An example of a clause that provides for jurisdiction and governing law can be found in Microsoft’s Confidentiality Agreement for Licensing Discussions:
Tip 8: Obligations After Contractual Relationship Ends
Normally, even after your formal working relationship ends, the Receiving Party is still obligated to protect confidentiality, depending on whether the requirement of confidentiality was expected to extend beyond the date of the expiry of the non-disclosure agreement.
However, on top of this, you may also wish to state your expectations of what the Receiving Party has to do with all of your confidential information that is in its possession after the end of the working relationship.
For example, you could require the Receiving Party to return all copies of your information to you and/or destroy any other electronic and physical copies that they still hold.
An example of such a clause can be found in Thoughtbot’s Mutual Non-Disclosure Agreement:
Besides having a good non-disclosure agreement, you should have some minimum good practices in place such as making sure that you inform the Receiving Party in advance before you send over any confidential information and that you also mark the information as “Confidential” to make it clear to the Receiving Party that the information is confidential.
The strength of protection for your startup’s confidential information depends on a combination of your non-disclosure agreement and its terms, your business practices, the Receiving Party’s integrity and work practices as well as your ability to take action to prevent breaches.
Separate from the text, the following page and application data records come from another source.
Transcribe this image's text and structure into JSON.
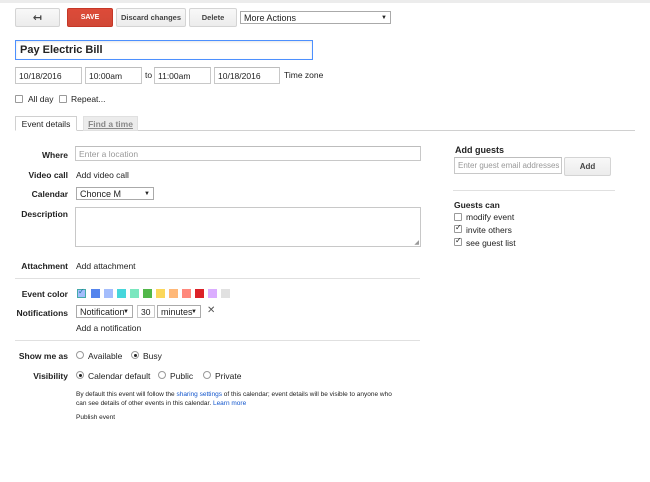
{
  "toolbar": {
    "back_icon": "back-arrow-icon",
    "save_label": "SAVE",
    "discard_label": "Discard changes",
    "delete_label": "Delete",
    "more_actions_value": "More Actions"
  },
  "event": {
    "title": "Pay Electric Bill",
    "start_date": "10/18/2016",
    "start_time": "10:00am",
    "to_label": "to",
    "end_time": "11:00am",
    "end_date": "10/18/2016",
    "time_zone_link": "Time zone",
    "all_day_label": "All day",
    "all_day_checked": false,
    "repeat_label": "Repeat...",
    "repeat_checked": false
  },
  "tabs": {
    "details": "Event details",
    "find_time": "Find a time"
  },
  "details": {
    "where_label": "Where",
    "where_placeholder": "Enter a location",
    "video_label": "Video call",
    "video_link": "Add video call",
    "calendar_label": "Calendar",
    "calendar_value": "Chonce M",
    "description_label": "Description",
    "attachment_label": "Attachment",
    "attachment_link": "Add attachment",
    "color_label": "Event color",
    "colors": [
      "#a4bdfc",
      "#5484ed",
      "#a4bdfc",
      "#46d6db",
      "#7ae7bf",
      "#51b749",
      "#fbd75b",
      "#ffb878",
      "#ff887c",
      "#dc2127",
      "#dbadff",
      "#e1e1e1"
    ],
    "notifications_label": "Notifications",
    "notification_type": "Notification",
    "notification_amount": "30",
    "notification_unit": "minutes",
    "remove_icon": "close-icon",
    "add_notification_link": "Add a notification",
    "show_me_as_label": "Show me as",
    "available_label": "Available",
    "busy_label": "Busy",
    "visibility_label": "Visibility",
    "calendar_default_label": "Calendar default",
    "public_label": "Public",
    "private_label": "Private",
    "visibility_note_1": "By default this event will follow the",
    "sharing_settings_link": "sharing settings",
    "visibility_note_2": "of this calendar; event details will be visible to anyone who",
    "visibility_note_3": "can see details of other events in this calendar.",
    "learn_more_link": "Learn more",
    "publish_link": "Publish event"
  },
  "guests": {
    "heading": "Add guests",
    "input_placeholder": "Enter guest email addresses",
    "add_button": "Add",
    "guests_can_heading": "Guests can",
    "modify_label": "modify event",
    "modify_checked": false,
    "invite_label": "invite others",
    "invite_checked": true,
    "see_list_label": "see guest list",
    "see_list_checked": true
  }
}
Jan 30, 2017 | Non-disclosure Agreements
This article is not a substitute for professional legal advice. This article does not create an attorney-client relationship, nor is it a solicitation to offer legal advice.